Family Building for Transgender Individuals & Couples

Transgender individuals and couples face the same medical, emotional and financial challenges as all other fertility patients. Just like other fertility patients, transgender men, women or couples may require special consideration due to the need for third-party help. This may involve a surrogate mother or a gestational carrier to carry a pregnancy or a donor to provide sperm, eggs or embryos.

The type of fertility treatments depend on the reproductive capabilities of the people involved, as well as on the makeup of the transgender couple.For example, a transgender female with reproductive capability may not need a sperm donor, and a transgender male may be able to carry his own child.

In addition to these options, transgender individuals seeking gender reassignment may want to consider fertility preservation. For example, a transgender woman may wish to freeze sperm before having a surgery to remove his male genitals.

Following are the third-party reproductive techniques that may be appropriate for a transgender person or couple seeking to have a child and to be involved in the pregnancy and birth.

Surrogacy and artificial insemination

In traditional surrogacy, a woman agrees to carry a child for parents who are incapable of doing so themselves. In the case of an intended transgender parent or couple who only have male reproductive capabilities, a surrogate will be required to become pregnant and deliver a child. The intended transgender parent can provide the sperm. The surrogate’s genes transfer to the child along with the genes of the transgender parent who provided the sperm.

If the surrogate is to be artificially inseminated, sperm may be provided by a transgender women and inserted via artificial insemination into the vagina, by way of intrauterine insemination (IUI), or through intracytoplasmic sperm injection (ICSI), in which the sperm is directly injected into the female egg. ICSI must be done via in vitro fertilization (IVF), a laboratory process of fertilizing an egg with sperm outside the woman’s body. Both IUI and ICSI increase the chances of a successful pregnancy.

Gestational carrier and egg/embryo donation

Similar to a surrogate, a gestational carrier is a woman who agrees to carry a pregnancy and deliver a child for an intended parent/couple. However, it is not her egg that will be fertilized, but an egg donated by another woman. It can also be an embryo (a fertilized egg) that is donated, generally after it has been retrieved, fertilized via IVF and frozen for future implantation.

The donated embryo, or the donated egg that has been fertilized via IVF, is then implanted in the gestational carrier’s womb via IVF. Thus the gestational carrier will not provide any of her genes to the subsequent child she carries and delivers.

One of the intended transgender parents (if both are biologically male) can provide the sperm to fertilize the donated egg. Egg donors can be someone the intended parent(s) know or may be anonymous and most likely located through an egg donation service or a fertility clinic. Generally, the resulting child will have the genes of the transgender parent who donated the sperm and the genes of the woman who donated the egg.

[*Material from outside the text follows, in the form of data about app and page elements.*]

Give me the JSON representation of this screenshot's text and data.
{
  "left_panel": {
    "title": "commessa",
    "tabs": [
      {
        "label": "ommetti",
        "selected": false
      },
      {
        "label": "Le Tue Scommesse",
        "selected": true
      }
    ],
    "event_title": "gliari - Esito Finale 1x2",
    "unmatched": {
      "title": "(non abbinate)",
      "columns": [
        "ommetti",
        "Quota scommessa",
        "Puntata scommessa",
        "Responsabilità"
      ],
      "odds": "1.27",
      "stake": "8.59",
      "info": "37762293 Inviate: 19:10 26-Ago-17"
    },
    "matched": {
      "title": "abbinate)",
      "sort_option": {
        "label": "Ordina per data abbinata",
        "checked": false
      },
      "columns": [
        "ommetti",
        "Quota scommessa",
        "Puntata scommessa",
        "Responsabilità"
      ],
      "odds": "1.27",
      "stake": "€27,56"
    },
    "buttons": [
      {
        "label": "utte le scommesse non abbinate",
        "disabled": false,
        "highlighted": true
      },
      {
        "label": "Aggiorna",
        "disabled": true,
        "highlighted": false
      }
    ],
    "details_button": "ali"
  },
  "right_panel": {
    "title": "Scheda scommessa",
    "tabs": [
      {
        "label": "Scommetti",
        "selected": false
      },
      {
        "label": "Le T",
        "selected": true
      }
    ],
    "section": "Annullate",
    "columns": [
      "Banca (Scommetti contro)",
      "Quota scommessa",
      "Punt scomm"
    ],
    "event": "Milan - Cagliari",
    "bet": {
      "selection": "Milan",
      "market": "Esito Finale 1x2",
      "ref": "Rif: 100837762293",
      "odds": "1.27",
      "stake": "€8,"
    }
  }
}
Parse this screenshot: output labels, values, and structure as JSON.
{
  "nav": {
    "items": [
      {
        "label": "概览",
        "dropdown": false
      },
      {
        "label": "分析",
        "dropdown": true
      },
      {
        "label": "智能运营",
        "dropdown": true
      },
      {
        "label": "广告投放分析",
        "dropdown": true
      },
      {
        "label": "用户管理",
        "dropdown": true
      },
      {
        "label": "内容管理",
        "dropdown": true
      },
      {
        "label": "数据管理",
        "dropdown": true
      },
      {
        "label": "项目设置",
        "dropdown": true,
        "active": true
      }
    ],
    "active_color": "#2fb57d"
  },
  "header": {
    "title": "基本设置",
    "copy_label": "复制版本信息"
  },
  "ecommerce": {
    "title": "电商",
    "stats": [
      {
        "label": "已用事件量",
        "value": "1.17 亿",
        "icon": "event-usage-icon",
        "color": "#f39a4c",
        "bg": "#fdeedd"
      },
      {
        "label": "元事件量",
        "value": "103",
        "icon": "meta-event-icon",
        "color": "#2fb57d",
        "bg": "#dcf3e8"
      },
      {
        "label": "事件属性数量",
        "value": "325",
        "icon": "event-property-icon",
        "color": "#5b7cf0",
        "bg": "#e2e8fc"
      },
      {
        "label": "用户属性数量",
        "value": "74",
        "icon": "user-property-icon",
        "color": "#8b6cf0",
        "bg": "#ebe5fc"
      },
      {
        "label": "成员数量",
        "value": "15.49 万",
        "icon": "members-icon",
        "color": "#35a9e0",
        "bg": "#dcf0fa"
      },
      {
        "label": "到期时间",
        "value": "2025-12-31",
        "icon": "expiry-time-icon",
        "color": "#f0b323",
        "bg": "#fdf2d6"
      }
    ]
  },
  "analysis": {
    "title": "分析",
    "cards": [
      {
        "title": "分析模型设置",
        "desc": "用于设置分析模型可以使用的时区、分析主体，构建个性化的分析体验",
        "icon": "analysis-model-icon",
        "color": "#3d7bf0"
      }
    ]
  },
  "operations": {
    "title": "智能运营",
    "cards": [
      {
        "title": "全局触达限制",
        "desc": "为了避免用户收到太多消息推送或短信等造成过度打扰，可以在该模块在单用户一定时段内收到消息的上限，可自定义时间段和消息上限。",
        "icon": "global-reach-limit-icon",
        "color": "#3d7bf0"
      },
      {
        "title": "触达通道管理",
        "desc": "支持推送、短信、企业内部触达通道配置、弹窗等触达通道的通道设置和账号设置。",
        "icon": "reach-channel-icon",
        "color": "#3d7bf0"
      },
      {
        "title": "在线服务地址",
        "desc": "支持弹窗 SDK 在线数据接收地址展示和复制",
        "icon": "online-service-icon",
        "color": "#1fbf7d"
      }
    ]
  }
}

A close relative of one of the intended transgender parents can also be the egg donor and the other intended transgender parent can furnish the sperm. The resulting child would have the genes of both transgender parents: of the parent providing the sperm and of the other intended transgender parent because his female relative’s genes are passed on to the resulting child in the egg she has donated. After the egg is fertilized via IVF, it will be implanted into the gestational carrier for pregnancy and birth.

Counseling for transgender parents

Such complex parenting situations involve unique emotional and psychological issues for intended parents, surrogates, gestational carriers and for egg or embryo donors. Transgender parents should receive thorough counseling on the emotional and legal aspects of family building.

Transgender parents face the same issues as any parents who use a third party for reproduction. These psychological concerns include:

  • Raising a child who is not genetically related
  • Guiding the child as he or she develops an identity
  • Helping children understand how they were conceived
  • Determining appropriate information to provide about a child’s donor (egg, sperm), surrogate or gestational carrier.

Transgender parents may face other specific situations that can be challenging. For example, a parent who provided sperm and fathered a child as a man can later become the child’s mother. Or the mother may later become the father. The specifics will vary from case to case, depending on who the mother and father are, whether or not there is a second parent, that parent’s gender, and other variables that present with different transgender combinations.

Our staff psychologists are experts at sorting out these issues and helping individuals manage them. They are well versed in the various issues involving third-party reproductive treatments that may include egg donation, surrogate pregnancy or gestational carriers. Their counsel on thorny genetic issues and helping patients cope with non-traditional means of parenting are very beneficial to transgender people or couples in need of fertility services.

Legal issues also need to be addressed and well understood by all parties. For example, details about visitation rights of a surrogate mother or gestational carrier need to be resolved before any medical procedures occur. States have different laws about recognizing parenthood and the guidelines that must be met, and these legal issues should be well understood by all parties. Our psychologists can offer suggestions on obtaining legal counsel.

Transgender men and women interested in exploring parenting can also find helpful links to resources on the Infertility Network’s website.

Contact University of Colorado Advanced Medicine if you have more questions about family building or would like to schedule an appointment.